libertarian_quandriesJakub Wisniewski‘s book Libertarian Quandries is a thoughtful and accurate account of the libertarian ethical system. Though the language is a bit academic at times, the chapters are short and pithy. This makes the book an excellent choice for those who are familiar with libertarianism and want to take their understanding and arguments to the next level.

Wisniewski addresses a wide range of objections to libertarianism, be they economic, ethical, or simply a question of what is practical. Similarly, he mounts a calm but relentless attack on arguments in favor of government. Ancaps will appreciate his consistent anarchist message, while libertarians who are still holding on the idea of limited government will find some interesting food for thought.

That said, there are a few things that call for clarification: Continue reading

Anarcho-capitalism is not Right Libertarianism

ancap_gadsdenSome like to describe ancaps as alt-right or right-wing libertarians. The reason is that in the American political spectrum, right-wing politicians occasionally use rhetoric that is somewhat close to what an ancap would think and say. For example, the technically-true but misleading “taxes are too high” or an insincere variant of “property owners should get to decide how to use their property”.
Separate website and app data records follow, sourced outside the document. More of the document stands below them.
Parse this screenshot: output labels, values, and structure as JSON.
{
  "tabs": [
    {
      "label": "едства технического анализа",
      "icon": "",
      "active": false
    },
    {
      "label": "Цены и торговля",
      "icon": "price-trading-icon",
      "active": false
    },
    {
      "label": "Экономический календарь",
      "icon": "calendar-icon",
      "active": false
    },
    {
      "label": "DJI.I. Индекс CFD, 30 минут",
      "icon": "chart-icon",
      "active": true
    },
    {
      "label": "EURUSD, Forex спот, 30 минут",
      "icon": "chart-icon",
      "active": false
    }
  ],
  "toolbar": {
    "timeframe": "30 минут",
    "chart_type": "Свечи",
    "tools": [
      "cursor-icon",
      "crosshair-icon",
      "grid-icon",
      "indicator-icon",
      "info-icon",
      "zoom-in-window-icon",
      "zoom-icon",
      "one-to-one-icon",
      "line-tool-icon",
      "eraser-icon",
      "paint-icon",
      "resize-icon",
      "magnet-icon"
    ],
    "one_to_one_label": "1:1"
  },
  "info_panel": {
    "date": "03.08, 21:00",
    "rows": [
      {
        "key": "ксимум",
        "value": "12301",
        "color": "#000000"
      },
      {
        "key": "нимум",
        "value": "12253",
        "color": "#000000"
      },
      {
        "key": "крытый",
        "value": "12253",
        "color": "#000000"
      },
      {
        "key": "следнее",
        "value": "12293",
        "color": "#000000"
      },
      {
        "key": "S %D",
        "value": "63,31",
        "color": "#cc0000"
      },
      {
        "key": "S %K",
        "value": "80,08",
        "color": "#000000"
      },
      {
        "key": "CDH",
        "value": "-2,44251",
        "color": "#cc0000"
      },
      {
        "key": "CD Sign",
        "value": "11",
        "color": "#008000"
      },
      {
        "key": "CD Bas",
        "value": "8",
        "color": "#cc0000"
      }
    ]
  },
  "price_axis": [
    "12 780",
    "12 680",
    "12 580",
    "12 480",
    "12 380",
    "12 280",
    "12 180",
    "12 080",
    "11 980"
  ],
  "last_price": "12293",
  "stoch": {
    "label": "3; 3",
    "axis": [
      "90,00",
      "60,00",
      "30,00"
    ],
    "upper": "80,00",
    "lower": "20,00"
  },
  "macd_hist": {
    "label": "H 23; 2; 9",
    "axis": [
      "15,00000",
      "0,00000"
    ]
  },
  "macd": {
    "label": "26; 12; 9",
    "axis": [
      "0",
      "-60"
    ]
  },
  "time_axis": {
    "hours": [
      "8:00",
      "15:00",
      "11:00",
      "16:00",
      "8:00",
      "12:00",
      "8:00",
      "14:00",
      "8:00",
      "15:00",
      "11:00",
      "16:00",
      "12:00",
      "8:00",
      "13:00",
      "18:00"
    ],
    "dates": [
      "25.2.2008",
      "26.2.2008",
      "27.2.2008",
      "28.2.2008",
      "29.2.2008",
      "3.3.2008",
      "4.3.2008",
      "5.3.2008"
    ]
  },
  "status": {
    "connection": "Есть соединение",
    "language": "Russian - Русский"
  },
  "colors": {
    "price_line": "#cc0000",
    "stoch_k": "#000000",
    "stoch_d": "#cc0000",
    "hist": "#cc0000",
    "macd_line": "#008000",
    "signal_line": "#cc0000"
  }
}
With friends like that, who needs enemies? Yet, the American-left’s hysterical call to follow Venezuela into the 9th level of hell is so abhorrent that Continue reading

Review of A Spontaneous Order: the Capitalist Case for a Stateless Society

spontaneous_order_chase_rachelsIn his book, A Spontaneous Order: The Capitalist Case for a Stateless Society, Chase Rachels does an excellent job conveying insights from both libertarianism and economics. He uses clear explanations of basic concepts and persuasive examples for applications. He relentlessly identifies aggression as the root cause of society’s problems, and the state as the primary source of aggression. Most importantly, the book is permeated by a Rothbardian hatred of the state, which will make it an enjoyable read for any ancap.

Rachels makes frequent use of long passages quoted from other works. Thankfully these are drawn from some of the best sources on libertarianism and economics: Continue reading